> [PROBLEM REQUIREMENTS]
Copy out all lines of the records in which the word "color" appears.
(MATERIAL SHOWN Opens)
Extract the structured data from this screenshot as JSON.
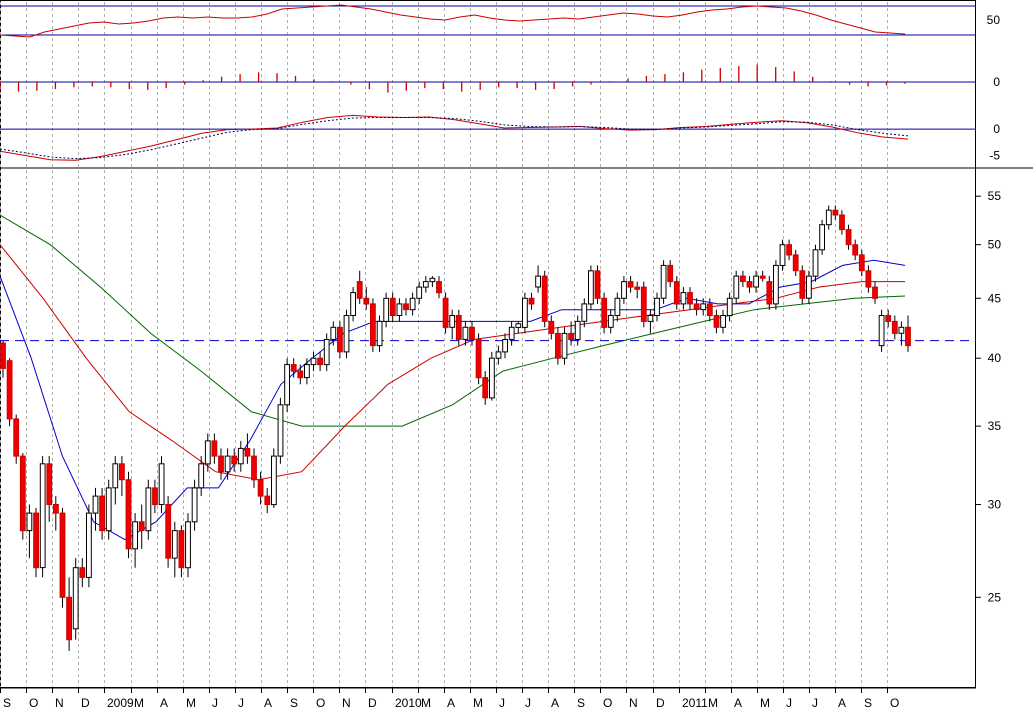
{
  "chart_data": {
    "type": "candlestick",
    "price_axis": {
      "scale": "log",
      "ylim": [
        21,
        57
      ],
      "ticks": [
        "55",
        "50",
        "45",
        "40",
        "35",
        "30",
        "25"
      ],
      "reference_line": 41.4
    },
    "x_axis": {
      "labels": [
        "S",
        "O",
        "N",
        "D",
        "2009",
        "M",
        "A",
        "M",
        "J",
        "J",
        "A",
        "S",
        "O",
        "N",
        "D",
        "2010",
        "M",
        "A",
        "M",
        "J",
        "J",
        "A",
        "S",
        "O",
        "N",
        "D",
        "2011",
        "M",
        "A",
        "M",
        "J",
        "J",
        "A",
        "S",
        "O"
      ]
    },
    "rsi_panel": {
      "ylim": [
        22,
        66
      ],
      "ticks": [
        "50"
      ],
      "upper_line": 64,
      "lower_line": 35,
      "values": [
        35,
        34,
        33,
        38,
        41,
        44,
        47,
        48,
        46,
        47,
        49,
        52,
        53,
        52,
        53,
        52,
        52,
        53,
        56,
        61,
        62,
        63,
        64,
        65,
        63,
        61,
        58,
        55,
        53,
        51,
        50,
        53,
        55,
        52,
        50,
        49,
        50,
        51,
        52,
        51,
        53,
        55,
        57,
        56,
        54,
        53,
        55,
        58,
        60,
        61,
        63,
        64,
        63,
        62,
        59,
        55,
        50,
        46,
        42,
        38,
        37,
        36
      ]
    },
    "histogram_panel": {
      "ylim": [
        -2.5,
        2.5
      ],
      "ticks": [
        "0"
      ],
      "zero_line": 0,
      "values": [
        -0.9,
        -1.1,
        -1.0,
        -0.8,
        -0.6,
        -0.5,
        -0.6,
        -0.8,
        -0.9,
        -0.7,
        -0.3,
        0.2,
        0.6,
        0.9,
        1.1,
        1.0,
        0.7,
        0.3,
        0.1,
        -0.3,
        -0.8,
        -1.2,
        -1.0,
        -0.7,
        -0.8,
        -1.1,
        -0.9,
        -0.6,
        -0.7,
        -0.9,
        -0.8,
        -0.5,
        -0.3,
        0.1,
        0.4,
        0.7,
        0.9,
        1.1,
        1.4,
        1.6,
        1.8,
        2.0,
        1.7,
        1.2,
        0.6,
        0.1,
        -0.3,
        -0.5,
        -0.4,
        -0.2
      ]
    },
    "macd_panel": {
      "ylim": [
        -7,
        4
      ],
      "ticks": [
        "0",
        "-5"
      ],
      "zero_line": 0,
      "series": [
        {
          "color": "#cc0000",
          "values": [
            -4.2,
            -5.0,
            -5.8,
            -5.9,
            -5.2,
            -4.2,
            -3.2,
            -2.0,
            -0.8,
            -0.1,
            0.0,
            0.2,
            1.3,
            2.2,
            2.6,
            2.3,
            2.2,
            2.3,
            1.8,
            1.0,
            0.2,
            0.3,
            0.4,
            0.5,
            0.1,
            -0.2,
            -0.1,
            0.3,
            0.5,
            0.9,
            1.3,
            1.6,
            1.2,
            0.4,
            -0.7,
            -1.5,
            -1.9
          ]
        },
        {
          "color": "#000066",
          "dashed": true,
          "values": [
            -3.8,
            -4.5,
            -5.3,
            -5.6,
            -5.4,
            -4.8,
            -3.9,
            -2.8,
            -1.7,
            -0.6,
            -0.1,
            0.1,
            0.9,
            1.6,
            2.1,
            2.2,
            2.2,
            2.2,
            2.0,
            1.5,
            0.8,
            0.5,
            0.4,
            0.5,
            0.3,
            0.0,
            -0.1,
            0.2,
            0.4,
            0.7,
            1.0,
            1.4,
            1.3,
            0.8,
            -0.1,
            -0.8,
            -1.3
          ]
        }
      ]
    },
    "moving_averages": [
      {
        "color": "#0000cc",
        "values": [
          47,
          40,
          33,
          29,
          28,
          29,
          31,
          31,
          34,
          38,
          40,
          42,
          43,
          43,
          43,
          43,
          43,
          43,
          44,
          44,
          44,
          44,
          45,
          44.5,
          44.5,
          46,
          46.5,
          48,
          48.5,
          48
        ]
      },
      {
        "color": "#cc0000",
        "values": [
          50,
          45,
          40,
          36,
          34,
          32,
          31.5,
          32,
          35,
          38,
          40,
          41.5,
          42,
          42.5,
          43,
          43.5,
          44,
          44.5,
          45,
          46,
          46.5,
          46.5
        ]
      },
      {
        "color": "#006600",
        "values": [
          53,
          50,
          46,
          42,
          39,
          36,
          35,
          35,
          35,
          36.5,
          39,
          40,
          41,
          42,
          43,
          44,
          44.5,
          45,
          45.2
        ]
      }
    ],
    "candles": [
      [
        41.2,
        41.4,
        38.5,
        39.2
      ],
      [
        39.8,
        40.0,
        35.0,
        35.5
      ],
      [
        35.5,
        35.8,
        32.5,
        33.0
      ],
      [
        33.0,
        33.2,
        28.0,
        28.5
      ],
      [
        28.5,
        30.0,
        27.0,
        29.5
      ],
      [
        29.5,
        29.8,
        26.0,
        26.5
      ],
      [
        26.5,
        33.0,
        26.0,
        32.5
      ],
      [
        32.5,
        33.0,
        29.0,
        30.0
      ],
      [
        30.0,
        30.5,
        28.5,
        29.5
      ],
      [
        29.5,
        29.8,
        24.5,
        25.0
      ],
      [
        25.0,
        26.0,
        22.5,
        23.0
      ],
      [
        23.5,
        27.0,
        23.0,
        26.5
      ],
      [
        26.5,
        27.0,
        25.5,
        26.0
      ],
      [
        26.0,
        30.0,
        25.5,
        29.5
      ],
      [
        29.5,
        31.0,
        28.5,
        30.5
      ],
      [
        30.5,
        31.0,
        28.0,
        28.5
      ],
      [
        28.5,
        31.5,
        28.0,
        31.0
      ],
      [
        31.0,
        33.0,
        30.0,
        32.5
      ],
      [
        32.5,
        33.0,
        30.5,
        31.5
      ],
      [
        31.5,
        32.0,
        27.0,
        27.5
      ],
      [
        27.5,
        29.5,
        26.5,
        29.0
      ],
      [
        29.0,
        30.0,
        27.5,
        28.5
      ],
      [
        28.5,
        31.5,
        28.0,
        31.0
      ],
      [
        31.0,
        31.5,
        29.5,
        30.0
      ],
      [
        30.0,
        33.0,
        29.5,
        32.5
      ],
      [
        30.0,
        30.5,
        26.5,
        27.0
      ],
      [
        27.0,
        29.0,
        26.0,
        28.5
      ],
      [
        28.5,
        28.8,
        26.0,
        26.5
      ],
      [
        26.5,
        29.5,
        26.0,
        29.0
      ],
      [
        29.0,
        31.5,
        28.5,
        31.0
      ],
      [
        31.0,
        33.0,
        30.5,
        32.5
      ],
      [
        32.5,
        34.5,
        32.0,
        34.0
      ],
      [
        34.0,
        34.5,
        32.5,
        33.0
      ],
      [
        33.0,
        33.5,
        31.5,
        32.0
      ],
      [
        32.0,
        33.5,
        31.5,
        33.0
      ],
      [
        33.0,
        33.5,
        32.0,
        32.5
      ],
      [
        32.5,
        34.0,
        32.0,
        33.5
      ],
      [
        33.5,
        34.5,
        32.5,
        33.0
      ],
      [
        33.0,
        33.5,
        31.0,
        31.5
      ],
      [
        31.5,
        32.0,
        30.0,
        30.5
      ],
      [
        30.5,
        31.0,
        29.5,
        30.0
      ],
      [
        30.0,
        33.5,
        29.8,
        33.0
      ],
      [
        33.0,
        37.0,
        32.5,
        36.5
      ],
      [
        36.5,
        40.0,
        36.0,
        39.5
      ],
      [
        39.5,
        40.0,
        38.5,
        39.0
      ],
      [
        39.0,
        39.5,
        38.0,
        38.5
      ],
      [
        38.5,
        40.0,
        38.0,
        39.5
      ],
      [
        39.5,
        40.5,
        39.0,
        40.0
      ],
      [
        40.0,
        40.5,
        39.0,
        39.5
      ],
      [
        39.5,
        42.0,
        39.0,
        41.5
      ],
      [
        41.5,
        43.0,
        41.0,
        42.5
      ],
      [
        42.5,
        43.0,
        40.0,
        40.5
      ],
      [
        40.5,
        44.0,
        40.0,
        43.5
      ],
      [
        43.5,
        46.0,
        43.0,
        45.5
      ],
      [
        46.5,
        47.5,
        44.5,
        45.0
      ],
      [
        45.0,
        46.0,
        44.0,
        44.5
      ],
      [
        44.5,
        45.0,
        40.5,
        41.0
      ],
      [
        41.0,
        43.5,
        40.5,
        43.0
      ],
      [
        43.0,
        45.5,
        42.5,
        45.0
      ],
      [
        45.0,
        45.5,
        43.0,
        43.5
      ],
      [
        43.5,
        45.0,
        43.0,
        44.5
      ],
      [
        44.5,
        45.0,
        43.5,
        44.0
      ],
      [
        44.0,
        45.5,
        43.5,
        45.0
      ],
      [
        45.0,
        46.5,
        44.5,
        46.0
      ],
      [
        46.0,
        47.0,
        45.5,
        46.5
      ],
      [
        46.5,
        47.0,
        46.0,
        46.8
      ],
      [
        46.5,
        47.0,
        45.0,
        45.5
      ],
      [
        45.0,
        45.5,
        42.0,
        42.5
      ],
      [
        42.5,
        44.0,
        41.5,
        43.5
      ],
      [
        43.5,
        44.0,
        41.0,
        41.5
      ],
      [
        41.5,
        43.0,
        41.0,
        42.5
      ],
      [
        42.5,
        43.0,
        41.0,
        41.5
      ],
      [
        41.5,
        42.0,
        38.0,
        38.5
      ],
      [
        38.5,
        39.0,
        36.5,
        37.0
      ],
      [
        37.0,
        40.5,
        36.8,
        40.0
      ],
      [
        40.0,
        41.0,
        39.5,
        40.5
      ],
      [
        40.5,
        42.0,
        40.0,
        41.5
      ],
      [
        41.5,
        43.0,
        41.0,
        42.5
      ],
      [
        42.5,
        43.0,
        42.0,
        42.8
      ],
      [
        42.5,
        45.5,
        42.0,
        45.0
      ],
      [
        45.0,
        45.5,
        44.0,
        44.5
      ],
      [
        46.0,
        48.0,
        45.5,
        47.0
      ],
      [
        47.0,
        47.5,
        42.5,
        43.0
      ],
      [
        43.0,
        43.5,
        41.5,
        42.0
      ],
      [
        42.0,
        42.5,
        39.5,
        40.0
      ],
      [
        40.0,
        42.5,
        39.5,
        42.0
      ],
      [
        42.0,
        43.0,
        41.0,
        41.5
      ],
      [
        41.5,
        43.5,
        41.0,
        43.0
      ],
      [
        43.0,
        45.0,
        42.5,
        44.5
      ],
      [
        44.5,
        48.0,
        44.0,
        47.5
      ],
      [
        47.5,
        48.0,
        44.5,
        45.0
      ],
      [
        45.0,
        45.5,
        42.0,
        42.5
      ],
      [
        42.5,
        44.0,
        42.0,
        43.5
      ],
      [
        43.5,
        45.5,
        43.0,
        45.0
      ],
      [
        45.0,
        47.0,
        44.5,
        46.5
      ],
      [
        46.5,
        47.0,
        45.5,
        46.0
      ],
      [
        46.0,
        46.5,
        45.0,
        45.8
      ],
      [
        46.0,
        46.5,
        42.5,
        43.0
      ],
      [
        43.0,
        44.0,
        42.0,
        43.5
      ],
      [
        43.5,
        45.5,
        43.0,
        45.0
      ],
      [
        45.0,
        48.5,
        44.5,
        48.0
      ],
      [
        48.0,
        48.5,
        46.0,
        46.5
      ],
      [
        46.5,
        47.0,
        44.0,
        44.5
      ],
      [
        44.5,
        46.0,
        44.0,
        45.5
      ],
      [
        45.5,
        46.0,
        44.0,
        44.5
      ],
      [
        44.5,
        45.0,
        43.5,
        44.0
      ],
      [
        44.0,
        45.0,
        43.5,
        44.5
      ],
      [
        44.5,
        45.0,
        43.0,
        43.5
      ],
      [
        43.5,
        44.0,
        42.0,
        42.5
      ],
      [
        42.5,
        44.0,
        42.0,
        43.5
      ],
      [
        43.5,
        45.5,
        43.0,
        45.0
      ],
      [
        45.0,
        47.5,
        44.5,
        47.0
      ],
      [
        47.0,
        47.5,
        46.0,
        46.5
      ],
      [
        46.5,
        47.0,
        45.5,
        46.0
      ],
      [
        46.0,
        47.5,
        45.5,
        47.0
      ],
      [
        47.0,
        47.5,
        46.5,
        46.8
      ],
      [
        46.5,
        47.0,
        44.0,
        44.5
      ],
      [
        44.5,
        48.5,
        44.0,
        48.0
      ],
      [
        48.0,
        50.5,
        47.5,
        50.0
      ],
      [
        50.0,
        50.5,
        48.5,
        49.0
      ],
      [
        49.0,
        49.5,
        47.0,
        47.5
      ],
      [
        47.5,
        48.0,
        44.5,
        45.0
      ],
      [
        45.0,
        47.5,
        44.5,
        47.0
      ],
      [
        47.0,
        50.0,
        46.5,
        49.5
      ],
      [
        49.5,
        52.5,
        49.0,
        52.0
      ],
      [
        52.0,
        54.0,
        51.5,
        53.5
      ],
      [
        53.5,
        54.0,
        52.5,
        53.0
      ],
      [
        53.0,
        53.5,
        51.0,
        51.5
      ],
      [
        51.5,
        52.0,
        49.5,
        50.0
      ],
      [
        50.0,
        50.5,
        48.5,
        49.0
      ],
      [
        49.0,
        49.5,
        47.0,
        47.5
      ],
      [
        47.5,
        48.0,
        45.5,
        46.0
      ],
      [
        46.0,
        46.5,
        44.5,
        45.0
      ],
      [
        41.0,
        44.0,
        40.5,
        43.5
      ],
      [
        43.5,
        44.0,
        42.5,
        43.0
      ],
      [
        43.0,
        43.5,
        41.5,
        42.0
      ],
      [
        42.0,
        43.0,
        41.0,
        42.5
      ],
      [
        42.5,
        43.5,
        40.5,
        41.0
      ]
    ]
  }
}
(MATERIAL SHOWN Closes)
> [REPLY]
          "color": "#cc0000",
          "color": "#000066",
        "color": "#0000cc",
        "color": "#cc0000",
        "color": "#006600",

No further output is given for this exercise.